Glenn Cashman / UAB SuperJazz / Elliot Deutsch Big Band / Russ Spiegel Jazz Orchestra
There are amiable vocals by Ray Reach on "Making Whoopee" and his own arrangement of Michel Legrand's "How Do You Keep the Music Playing?" while Reach's piano is featured on "Young Lovers" and "The Song Is You." Other soloists include Ard, Mike Lyle (alto on "I Remember You," tenor on "Thousand Eyes"), trumpeters Bo Berry and Mal Pierce, tenor Niel McLean and drummer Sonny Harris. Marsalis solos on "After Hours," "Tin Roof Blues," Jobim's "How Insensitive" and Ard's groovy take on "It Don't Mean a Thing." While the recording has a slight yet noticeable "concert" sound, it is never disagreeable, and the balance between the various sections is admirable. In sum, a consistently entertaining live performance by SuperJazz and its legendary guest.
Elliot Deutsch Big Band
Weeknight Music, as it turns out, is suitable for any time of day or night, for weekends, holidays or any type of special occasion where the music must be sultry and swinging. Trumpeter Elliot Deutsch's young southern California-based ensemble comes out roaring on its debut album and keeps the pedal to the metal through a marvelous sequence of engaging charts by Deutsch, trumpeter Brian Owen and tenor saxophonist Jimmy Emerzian.

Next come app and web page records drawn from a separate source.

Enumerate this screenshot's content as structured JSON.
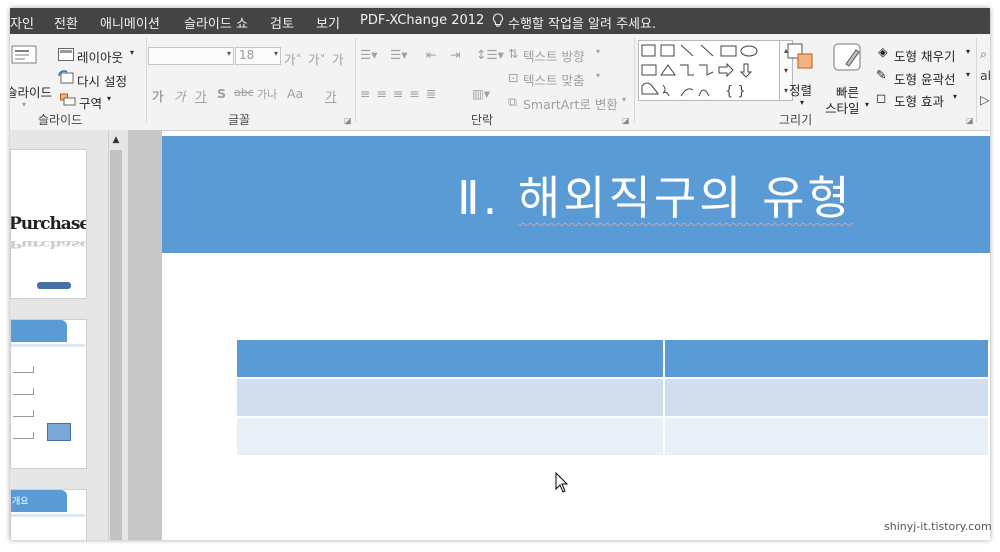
{
  "menu": {
    "tabs": [
      "자인",
      "전환",
      "애니메이션",
      "슬라이드 쇼",
      "검토",
      "보기",
      "PDF-XChange 2012"
    ],
    "tell_me": "수행할 작업을 알려 주세요."
  },
  "ribbon": {
    "slides": {
      "new_slide": "슬라이드",
      "layout": "레이아웃",
      "reset": "다시 설정",
      "section": "구역",
      "group_label": "슬라이드"
    },
    "font": {
      "font_size": "18",
      "bold": "가",
      "italic": "가",
      "underline": "가",
      "shadow": "S",
      "spacing": "가나",
      "change_case": "Aa",
      "color": "가",
      "grow": "가˄",
      "shrink": "가˅",
      "clear": "가",
      "group_label": "글꼴"
    },
    "paragraph": {
      "text_direction": "텍스트 방향",
      "align_text": "텍스트 맞춤",
      "smartart": "SmartArt로 변환",
      "group_label": "단락"
    },
    "drawing": {
      "arrange": "정렬",
      "quick_styles_1": "빠른",
      "quick_styles_2": "스타일",
      "shape_fill": "도형 채우기",
      "shape_outline": "도형 윤곽선",
      "shape_effects": "도형 효과",
      "group_label": "그리기"
    }
  },
  "thumbnails": {
    "t1_text": "Purchase",
    "t3_text": "개요"
  },
  "slide": {
    "roman": "Ⅱ.",
    "title": "해외직구의 유형"
  },
  "table": {
    "columns": 2,
    "rows": 3
  },
  "watermark": "shinyj-it.tistory.com",
  "colors": {
    "menubar": "#444444",
    "ribbon": "#f3f3f3",
    "accent": "#5b9bd5",
    "row_light": "#d0deee",
    "row_lighter": "#e9eff7"
  }
}
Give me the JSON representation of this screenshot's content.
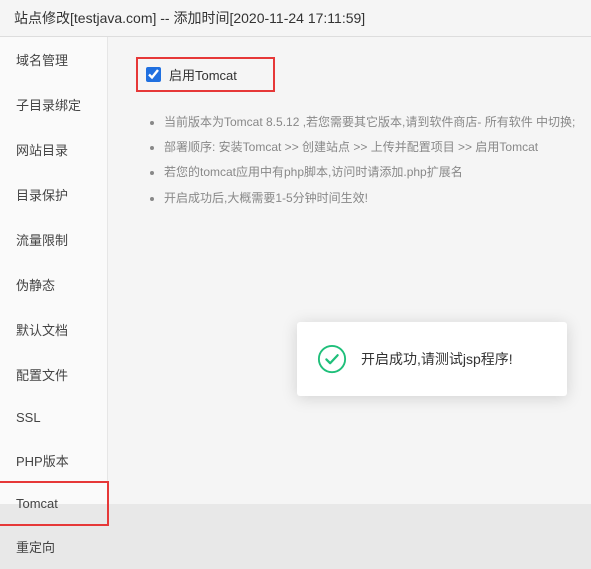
{
  "header": {
    "title": "站点修改[testjava.com] -- 添加时间[2020-11-24 17:11:59]"
  },
  "sidebar": {
    "items": [
      {
        "label": "域名管理"
      },
      {
        "label": "子目录绑定"
      },
      {
        "label": "网站目录"
      },
      {
        "label": "目录保护"
      },
      {
        "label": "流量限制"
      },
      {
        "label": "伪静态"
      },
      {
        "label": "默认文档"
      },
      {
        "label": "配置文件"
      },
      {
        "label": "SSL"
      },
      {
        "label": "PHP版本"
      },
      {
        "label": "Tomcat"
      },
      {
        "label": "重定向"
      }
    ]
  },
  "content": {
    "enable_checkbox_label": "启用Tomcat",
    "notes": [
      "当前版本为Tomcat 8.5.12 ,若您需要其它版本,请到软件商店- 所有软件 中切换;",
      "部署顺序: 安装Tomcat >> 创建站点 >> 上传并配置项目 >> 启用Tomcat",
      "若您的tomcat应用中有php脚本,访问时请添加.php扩展名",
      "开启成功后,大概需要1-5分钟时间生效!"
    ]
  },
  "toast": {
    "message": "开启成功,请测试jsp程序!"
  }
}
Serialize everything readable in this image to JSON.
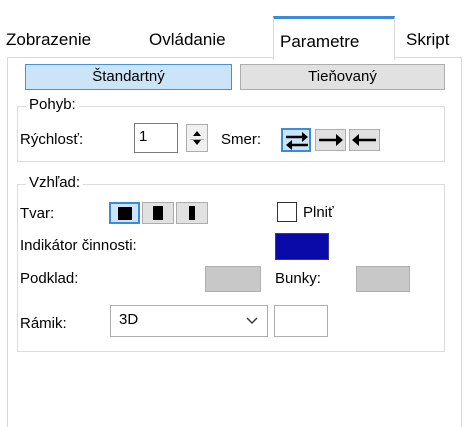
{
  "tabs": [
    {
      "label": "Zobrazenie"
    },
    {
      "label": "Ovládanie"
    },
    {
      "label": "Parametre"
    },
    {
      "label": "Skript"
    }
  ],
  "mode": {
    "standard": "Štandartný",
    "shaded": "Tieňovaný"
  },
  "movement": {
    "title": "Pohyb:",
    "speed_label": "Rýchlosť:",
    "speed_value": "1",
    "direction_label": "Smer:",
    "direction_options": [
      "both-arrows-icon",
      "right-arrow-icon",
      "left-arrow-icon"
    ]
  },
  "appearance": {
    "title": "Vzhľad:",
    "shape_label": "Tvar:",
    "fill_label": "Plniť",
    "fill_checked": false,
    "activity_label": "Indikátor činnosti:",
    "activity_color": "#0a0aa8",
    "background_label": "Podklad:",
    "background_color": "#c8c8c8",
    "cells_label": "Bunky:",
    "cells_color": "#c8c8c8",
    "frame_label": "Rámik:",
    "frame_value": "3D"
  },
  "colors": {
    "accent": "#3c8bd9",
    "selected_bg": "#cce4f7"
  }
}
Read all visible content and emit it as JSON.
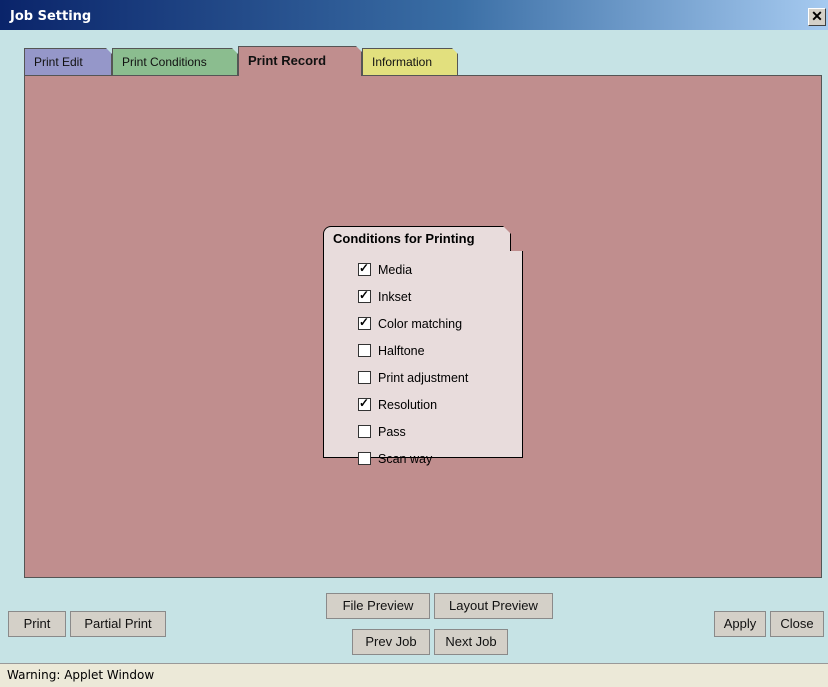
{
  "window": {
    "title": "Job Setting",
    "close_glyph": "✕"
  },
  "tabs": [
    {
      "label": "Print Edit",
      "color": "#9597c9",
      "active": false
    },
    {
      "label": "Print Conditions",
      "color": "#8bbd8f",
      "active": false
    },
    {
      "label": "Print Record",
      "color": "#c08e8e",
      "active": true
    },
    {
      "label": "Information",
      "color": "#e2e07e",
      "active": false
    }
  ],
  "panel": {
    "background": "#c08e8e"
  },
  "conditions": {
    "title": "Conditions for Printing",
    "items": [
      {
        "label": "Media",
        "checked": true
      },
      {
        "label": "Inkset",
        "checked": true
      },
      {
        "label": "Color matching",
        "checked": true
      },
      {
        "label": "Halftone",
        "checked": false
      },
      {
        "label": "Print adjustment",
        "checked": false
      },
      {
        "label": "Resolution",
        "checked": true
      },
      {
        "label": "Pass",
        "checked": false
      },
      {
        "label": "Scan way",
        "checked": false
      }
    ]
  },
  "buttons": {
    "print": "Print",
    "partial_print": "Partial Print",
    "file_preview": "File Preview",
    "layout_preview": "Layout Preview",
    "prev_job": "Prev Job",
    "next_job": "Next Job",
    "apply": "Apply",
    "close": "Close"
  },
  "status": {
    "text": "Warning: Applet Window"
  }
}
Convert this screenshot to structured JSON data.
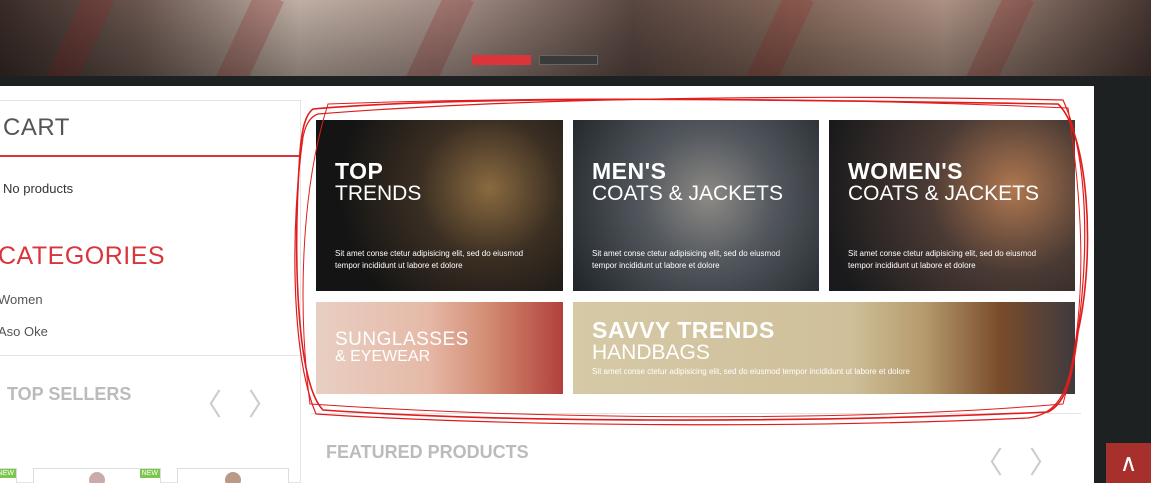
{
  "hero": {
    "slides": [
      {
        "state": "active"
      },
      {
        "state": "inactive"
      }
    ]
  },
  "sidebar": {
    "cart": {
      "title": "CART",
      "empty_text": "No products"
    },
    "categories": {
      "title": "CATEGORIES",
      "items": [
        "Women",
        "Aso Oke"
      ]
    },
    "top_sellers": {
      "title": "TOP SELLERS",
      "badge": "NEW"
    }
  },
  "banners": [
    {
      "heading": "TOP",
      "subheading": "TRENDS",
      "desc": "Sit amet conse ctetur adipisicing elit, sed do eiusmod tempor incididunt ut labore et dolore"
    },
    {
      "heading": "MEN'S",
      "subheading": "COATS & JACKETS",
      "desc": "Sit amet conse ctetur adipisicing elit, sed do eiusmod tempor incididunt ut labore et dolore"
    },
    {
      "heading": "WOMEN'S",
      "subheading": "COATS & JACKETS",
      "desc": "Sit amet conse ctetur adipisicing elit, sed do eiusmod tempor incididunt ut labore et dolore"
    },
    {
      "heading": "SUNGLASSES",
      "subheading": "& EYEWEAR",
      "desc": ""
    },
    {
      "heading": "SAVVY TRENDS",
      "subheading": "HANDBAGS",
      "desc": "Sit amet conse ctetur adipisicing elit, sed do eiusmod tempor incididunt ut labore et dolore"
    }
  ],
  "featured": {
    "title": "FEATURED PRODUCTS"
  },
  "colors": {
    "accent": "#d9353b",
    "dark": "#1e2122",
    "back_to_top": "#a8302c"
  },
  "icons": {
    "prev": "chevron-left-icon",
    "next": "chevron-right-icon",
    "back_to_top": "chevron-up-icon"
  }
}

That's not to imply that every number is played at or near warp speed. Au contraire. Easygoing anthems can't evince much more charm than Deutsch's "Coffee Time," Emerzian's "Home," or the leader's shimmering arrangements of "The Nearness of You" (on which his gossamer flugelhorn is front and center) and "When I Fall in Love." Deutsch also wrote the buoyant ensemble showpiece "Rhythm Challenge," the deeply-grooved "Yeah...We're Sleeping Together" (a.k.a "Just Friends") and leisurely "Stroll at the Beach," Emerzian "The Jury's Out," Owen the wild-riding "Space Cowboys." There is (alas) one vocal, by uninspiring Kalil Wilson on "Beautiful Friendship."
Besides Deutsch, the band's soloists, each of whom is first-rate, include Emerzian, Owen, trombonists Nick Depinna, Ermeluito Navarro and Paul Young, alto Will Vargas (showcased on "Coffee Time"), tenor Ken Moran, baritone Stephan Cardenas, pianist Nick Paul and drummer Adam Alesi. The band as a whole is as tight as Alesi's snare, the rhythm section sharp and industrious. According to Deutsch's bio, he has performed with Solomon Burke, Bobby Rodriguez' Latin Jazz Band, B.B. King, Lalo Schifrin and Kenny Burrell, among others, none of which would lead one to anticipate a big-band date as captivating and resourceful as Weeknight Music. But here it is, and Deutsch deserves a round of applause for marshaling (and recording) an ensemble of this caliber. Let's hope we haven't heard the last of them.
Russ Spiegel Jazz Orchestra
Not many guitarists lead big bands. Russ Spiegel does, and it's a winner, thanks in large measure to his tasteful compositions and arrangements. Spiegel wrote six of the nine selections on Transplants and arranged all of them, in most cases quite agreeably. Spiegel's "Count Up," "Kangaroo," "Number One" and "Undertow" are highlights, as is the standard "I Let a Song Go Out of My Heart."
On the other side of the ledger are vocals by Michael Camacho, on the standards "I Should Care" and "The Very Thought of You" and Spiegel's funky "Chain Reaction." Camacho's a no-better-than-average singer who isn't well-served by "Chain Reaction" (not his fault, really) and whose limited range is sorely tested on "I Should Care." He fares best on "The Very Thought of You."
The ensemble, however, more than makes up for that modest blemish on its half-dozen numbers, only one of which"The Rub," at over nine minutesoverstays its welcome. Elsewhere, all is in apple pie order, with everyone toeing the mark to bring out the best in Spiegel's admirable charts. Spiegel solos only on four of them"Count Up," "Kangaroo," "Number One," "The Rub"but has splendid support in that area from soprano saxophonist Aron Luthra, tenors Tim Armacost and Dan Pratt, trumpeters Sharif Kales and David Smith, trombonist Michael Boscarino, pianist Rachel Eckroth, bassist Yoshi Waki and drummer Owen Howard who spearheads the orchestra's nimble rhythm section.
The album's title, Transplants, is taken from a passage by Walt Whitman in the poem Leaves of Grass. While it's unclear what it has to do with Spiegel's musical purpose, he and his orchestra must have gleaned some incentive from it, as they carry out their task with awareness and intensity. Even making allowances for the vocals, this is first-class big-band jazz all the way.
Toronto Jazz Orchestra